Let me see if I got this right. Salts should be added to the Mash water in proportion to the total water for brew, i.e. 16 Gallon Total Water, 8 gal Mash, 8 gallons worth of correct salts.
-The rest of the 8 gallons worth of salts should go in at Boil or Sparge or does it make a difference?
-If Chloride and Sulfate are for flavor (Bitter/Malty) shouldn't I add that total amount to the boil or are the ions needed for pH adjustment?
Correct but what I take away from your description you’re not compensating for the water lost to the grain and or deadspace in your equipment and you’ll end up with too much “salts” in the boil.

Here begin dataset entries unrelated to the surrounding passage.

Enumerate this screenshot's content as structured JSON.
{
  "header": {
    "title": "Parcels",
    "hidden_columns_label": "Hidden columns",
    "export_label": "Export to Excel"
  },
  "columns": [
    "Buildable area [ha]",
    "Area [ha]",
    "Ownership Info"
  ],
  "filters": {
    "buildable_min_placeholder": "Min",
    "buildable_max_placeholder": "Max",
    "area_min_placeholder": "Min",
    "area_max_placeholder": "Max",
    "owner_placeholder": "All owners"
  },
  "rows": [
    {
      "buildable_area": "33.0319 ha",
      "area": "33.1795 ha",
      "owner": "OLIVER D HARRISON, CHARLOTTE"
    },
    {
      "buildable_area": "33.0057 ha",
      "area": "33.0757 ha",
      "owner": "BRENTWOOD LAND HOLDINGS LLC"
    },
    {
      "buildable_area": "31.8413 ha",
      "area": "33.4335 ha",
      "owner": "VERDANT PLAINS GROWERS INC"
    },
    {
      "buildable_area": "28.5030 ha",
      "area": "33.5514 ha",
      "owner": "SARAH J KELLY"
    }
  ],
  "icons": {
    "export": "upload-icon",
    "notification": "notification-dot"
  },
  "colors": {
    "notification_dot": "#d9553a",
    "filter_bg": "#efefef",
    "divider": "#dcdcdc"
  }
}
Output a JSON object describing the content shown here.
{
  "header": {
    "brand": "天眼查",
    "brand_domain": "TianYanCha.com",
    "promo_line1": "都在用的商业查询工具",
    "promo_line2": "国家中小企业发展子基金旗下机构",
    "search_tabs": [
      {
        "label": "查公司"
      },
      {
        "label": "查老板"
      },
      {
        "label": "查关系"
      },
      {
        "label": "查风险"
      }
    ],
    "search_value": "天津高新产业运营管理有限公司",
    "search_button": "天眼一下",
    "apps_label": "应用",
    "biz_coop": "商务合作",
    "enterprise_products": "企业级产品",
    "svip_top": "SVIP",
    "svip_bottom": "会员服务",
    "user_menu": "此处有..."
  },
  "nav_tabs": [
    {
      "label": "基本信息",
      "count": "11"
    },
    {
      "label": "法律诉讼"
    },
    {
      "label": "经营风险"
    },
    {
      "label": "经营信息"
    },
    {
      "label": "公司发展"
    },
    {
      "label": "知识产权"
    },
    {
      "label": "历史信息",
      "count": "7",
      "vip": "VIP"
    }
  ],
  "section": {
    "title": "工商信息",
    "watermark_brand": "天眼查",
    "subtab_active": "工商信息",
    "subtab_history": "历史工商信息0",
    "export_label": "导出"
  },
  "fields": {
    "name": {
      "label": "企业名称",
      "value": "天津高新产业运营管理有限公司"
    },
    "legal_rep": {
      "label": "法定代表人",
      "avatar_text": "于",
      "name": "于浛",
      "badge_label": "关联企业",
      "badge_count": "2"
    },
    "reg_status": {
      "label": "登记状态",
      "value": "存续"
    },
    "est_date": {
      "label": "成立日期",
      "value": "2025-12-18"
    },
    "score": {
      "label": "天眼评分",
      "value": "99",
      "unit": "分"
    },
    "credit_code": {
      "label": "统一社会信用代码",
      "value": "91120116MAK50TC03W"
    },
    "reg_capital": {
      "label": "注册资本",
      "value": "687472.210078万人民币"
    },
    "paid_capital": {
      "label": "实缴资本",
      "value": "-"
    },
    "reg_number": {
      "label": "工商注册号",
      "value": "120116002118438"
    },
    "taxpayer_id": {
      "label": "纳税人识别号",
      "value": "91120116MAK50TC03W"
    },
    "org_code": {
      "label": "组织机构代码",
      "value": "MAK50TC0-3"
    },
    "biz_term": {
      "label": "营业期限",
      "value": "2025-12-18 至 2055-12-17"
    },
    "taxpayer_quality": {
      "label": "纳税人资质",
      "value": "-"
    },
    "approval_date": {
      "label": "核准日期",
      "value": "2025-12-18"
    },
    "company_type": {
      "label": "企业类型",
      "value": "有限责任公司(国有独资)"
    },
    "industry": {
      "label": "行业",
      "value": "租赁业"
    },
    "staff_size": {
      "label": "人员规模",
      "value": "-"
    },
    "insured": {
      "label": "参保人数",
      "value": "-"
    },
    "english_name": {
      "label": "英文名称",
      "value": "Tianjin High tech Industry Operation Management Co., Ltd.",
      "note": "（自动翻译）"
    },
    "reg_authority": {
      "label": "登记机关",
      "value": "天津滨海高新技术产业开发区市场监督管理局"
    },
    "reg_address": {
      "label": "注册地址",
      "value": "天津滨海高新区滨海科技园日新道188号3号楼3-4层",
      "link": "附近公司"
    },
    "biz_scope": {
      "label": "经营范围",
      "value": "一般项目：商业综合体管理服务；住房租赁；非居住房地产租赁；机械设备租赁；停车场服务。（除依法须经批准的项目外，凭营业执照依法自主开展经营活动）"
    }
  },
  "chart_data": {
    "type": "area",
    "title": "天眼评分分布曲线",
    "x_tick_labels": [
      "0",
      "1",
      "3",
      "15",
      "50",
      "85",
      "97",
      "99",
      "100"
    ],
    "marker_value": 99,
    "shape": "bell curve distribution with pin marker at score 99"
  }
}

What I've taken from Palmer's discussion on water, and what I do in my brews (I build from distilled water) is this....for a brew with a total of 16 gallons needed:
8 gallons mash water use 8 gallons of salts for the target profile
Then sparge with no salts and add remaining salts equal to the number of sparged gallons collected.
Therefore, first runnings collected = say 5 gallons (3 gallons of water and salts left behind) and 7 gallons of second runnings collected for a total of 12 gallons into the boil kettle. Of the total 12 gallons only 5 have salts, the 7 gallons of second runnings don’t. You only need to add enough salts to cover the 7 additional gallons. If you added 8 gallons worth of salts into the 12 gallons collect you’d have too much salt to achieve the profile you’re looking for because you’d not be taking into account the loss.
One other thing….if you dump salts directly into the boil it may puff up and boil over (had it happen the first time I used salts). Greg Noonan has a great recommendation in his book; scoop out some of the hot wort and dissolve the salts into the wort as best you can, then pour that mixture into the boil kettle. This will help recued the chance of a boil over.
Hope this helps!